*WHAT YOU NEED TO DO*:
Please tally the lines in the data below that include the string "commands", and reply with only the total.

*** TASK INPUTS Section Begins ***

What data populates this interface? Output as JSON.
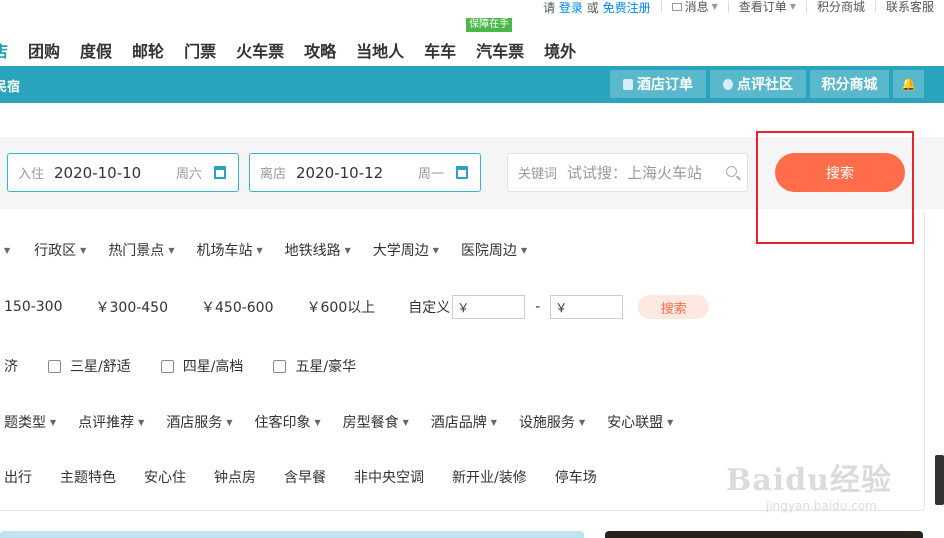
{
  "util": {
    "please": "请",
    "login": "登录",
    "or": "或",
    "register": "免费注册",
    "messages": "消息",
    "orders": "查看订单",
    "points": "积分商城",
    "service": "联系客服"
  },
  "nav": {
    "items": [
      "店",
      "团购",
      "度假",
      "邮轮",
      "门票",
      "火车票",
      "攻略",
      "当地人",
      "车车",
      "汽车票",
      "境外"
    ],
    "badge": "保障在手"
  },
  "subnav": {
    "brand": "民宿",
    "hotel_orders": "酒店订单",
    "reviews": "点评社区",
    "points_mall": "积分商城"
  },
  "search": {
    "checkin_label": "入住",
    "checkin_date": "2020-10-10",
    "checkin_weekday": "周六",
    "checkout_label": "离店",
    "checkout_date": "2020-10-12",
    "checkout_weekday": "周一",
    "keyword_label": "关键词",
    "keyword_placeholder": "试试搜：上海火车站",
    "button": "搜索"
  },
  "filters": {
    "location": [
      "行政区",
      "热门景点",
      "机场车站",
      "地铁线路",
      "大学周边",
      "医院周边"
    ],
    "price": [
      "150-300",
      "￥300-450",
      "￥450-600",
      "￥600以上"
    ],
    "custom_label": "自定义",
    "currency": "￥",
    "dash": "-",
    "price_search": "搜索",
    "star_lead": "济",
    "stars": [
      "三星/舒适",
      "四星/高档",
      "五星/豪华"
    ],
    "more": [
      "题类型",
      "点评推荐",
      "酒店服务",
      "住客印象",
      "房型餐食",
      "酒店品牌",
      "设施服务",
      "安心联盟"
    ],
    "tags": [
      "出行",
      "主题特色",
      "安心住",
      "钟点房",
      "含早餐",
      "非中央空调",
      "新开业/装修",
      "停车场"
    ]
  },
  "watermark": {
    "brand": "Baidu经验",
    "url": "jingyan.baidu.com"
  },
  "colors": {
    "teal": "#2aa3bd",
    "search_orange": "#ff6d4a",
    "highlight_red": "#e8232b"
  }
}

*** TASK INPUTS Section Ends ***
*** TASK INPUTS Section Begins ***

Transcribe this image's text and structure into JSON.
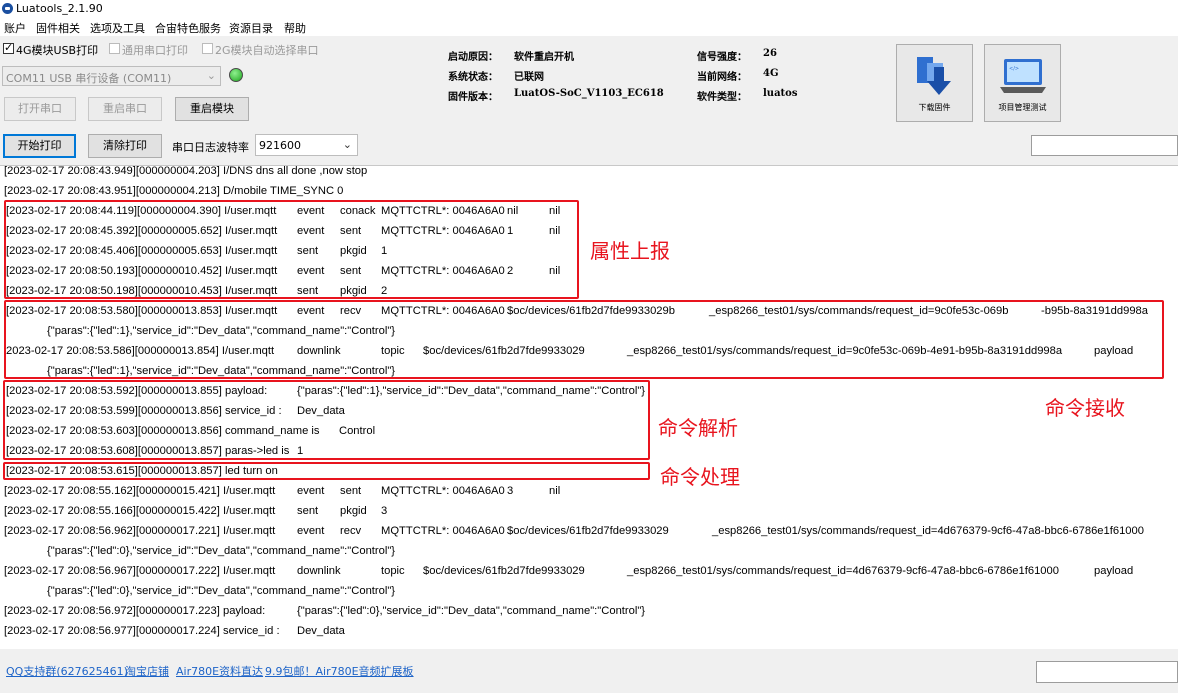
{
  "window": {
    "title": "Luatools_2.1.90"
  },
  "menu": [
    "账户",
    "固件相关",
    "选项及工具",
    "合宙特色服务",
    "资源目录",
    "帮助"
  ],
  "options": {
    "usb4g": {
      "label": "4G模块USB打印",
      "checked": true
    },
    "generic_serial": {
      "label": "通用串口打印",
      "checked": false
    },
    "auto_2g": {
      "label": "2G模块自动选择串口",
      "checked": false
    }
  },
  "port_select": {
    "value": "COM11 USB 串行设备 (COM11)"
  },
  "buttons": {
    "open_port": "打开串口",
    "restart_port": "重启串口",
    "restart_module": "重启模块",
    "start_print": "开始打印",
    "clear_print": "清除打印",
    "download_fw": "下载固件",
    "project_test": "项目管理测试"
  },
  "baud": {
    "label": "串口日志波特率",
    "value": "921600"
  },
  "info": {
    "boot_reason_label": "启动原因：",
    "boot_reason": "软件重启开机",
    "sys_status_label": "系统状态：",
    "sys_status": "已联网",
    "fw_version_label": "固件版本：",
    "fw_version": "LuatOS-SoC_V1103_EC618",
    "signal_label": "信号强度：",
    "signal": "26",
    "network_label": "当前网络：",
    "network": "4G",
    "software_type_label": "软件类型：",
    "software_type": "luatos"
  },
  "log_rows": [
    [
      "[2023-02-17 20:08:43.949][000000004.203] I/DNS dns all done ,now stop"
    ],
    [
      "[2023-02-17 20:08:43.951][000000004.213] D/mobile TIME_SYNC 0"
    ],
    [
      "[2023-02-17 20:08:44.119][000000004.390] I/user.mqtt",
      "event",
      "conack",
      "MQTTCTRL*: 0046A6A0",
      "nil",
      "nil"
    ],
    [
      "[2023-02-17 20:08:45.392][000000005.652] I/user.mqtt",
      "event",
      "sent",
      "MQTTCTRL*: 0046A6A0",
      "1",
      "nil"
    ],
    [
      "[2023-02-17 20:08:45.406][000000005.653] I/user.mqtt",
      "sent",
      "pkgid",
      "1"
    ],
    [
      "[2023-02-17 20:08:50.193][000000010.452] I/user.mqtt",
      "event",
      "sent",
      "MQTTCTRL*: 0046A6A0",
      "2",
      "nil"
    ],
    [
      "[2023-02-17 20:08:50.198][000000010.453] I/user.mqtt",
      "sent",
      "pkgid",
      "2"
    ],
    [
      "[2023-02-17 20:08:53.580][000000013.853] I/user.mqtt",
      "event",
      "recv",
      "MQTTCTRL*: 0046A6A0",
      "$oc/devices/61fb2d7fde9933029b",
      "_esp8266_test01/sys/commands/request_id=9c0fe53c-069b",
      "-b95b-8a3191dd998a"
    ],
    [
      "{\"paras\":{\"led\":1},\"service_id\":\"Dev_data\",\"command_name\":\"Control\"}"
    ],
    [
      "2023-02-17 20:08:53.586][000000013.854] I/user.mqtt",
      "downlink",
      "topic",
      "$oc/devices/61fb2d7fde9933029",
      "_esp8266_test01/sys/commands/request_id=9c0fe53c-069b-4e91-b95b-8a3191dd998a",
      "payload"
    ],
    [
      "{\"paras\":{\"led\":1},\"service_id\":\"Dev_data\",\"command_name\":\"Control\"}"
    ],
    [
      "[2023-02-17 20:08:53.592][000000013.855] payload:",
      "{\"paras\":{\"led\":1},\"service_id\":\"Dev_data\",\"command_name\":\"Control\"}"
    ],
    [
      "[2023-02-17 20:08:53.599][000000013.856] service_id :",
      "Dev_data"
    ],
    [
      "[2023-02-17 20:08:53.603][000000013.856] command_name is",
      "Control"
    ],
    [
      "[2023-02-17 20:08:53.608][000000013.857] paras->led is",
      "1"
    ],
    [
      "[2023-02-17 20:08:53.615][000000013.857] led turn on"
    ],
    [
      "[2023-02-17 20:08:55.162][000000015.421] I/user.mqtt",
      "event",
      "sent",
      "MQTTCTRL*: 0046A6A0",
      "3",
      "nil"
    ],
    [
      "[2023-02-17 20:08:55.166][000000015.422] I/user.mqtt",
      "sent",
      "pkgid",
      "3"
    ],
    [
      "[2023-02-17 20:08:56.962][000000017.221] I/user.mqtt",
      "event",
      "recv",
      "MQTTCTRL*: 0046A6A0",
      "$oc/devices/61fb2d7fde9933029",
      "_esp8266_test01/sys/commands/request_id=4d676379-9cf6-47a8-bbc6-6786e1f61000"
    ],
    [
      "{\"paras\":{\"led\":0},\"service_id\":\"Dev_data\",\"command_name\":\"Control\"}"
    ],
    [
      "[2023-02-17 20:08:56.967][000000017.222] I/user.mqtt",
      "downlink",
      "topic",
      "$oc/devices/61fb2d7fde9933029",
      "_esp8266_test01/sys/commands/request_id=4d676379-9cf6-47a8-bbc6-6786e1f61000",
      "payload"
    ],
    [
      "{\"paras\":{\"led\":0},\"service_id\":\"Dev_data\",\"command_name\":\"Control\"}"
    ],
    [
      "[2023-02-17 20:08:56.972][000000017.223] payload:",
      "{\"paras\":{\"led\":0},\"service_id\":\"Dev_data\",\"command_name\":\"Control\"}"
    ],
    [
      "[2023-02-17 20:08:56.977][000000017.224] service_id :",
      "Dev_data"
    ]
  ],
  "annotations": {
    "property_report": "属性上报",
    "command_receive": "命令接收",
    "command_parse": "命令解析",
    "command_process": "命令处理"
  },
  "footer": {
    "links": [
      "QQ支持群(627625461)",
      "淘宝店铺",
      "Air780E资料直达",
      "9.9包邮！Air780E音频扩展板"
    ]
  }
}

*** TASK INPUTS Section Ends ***

*ANSWER BOX*:
4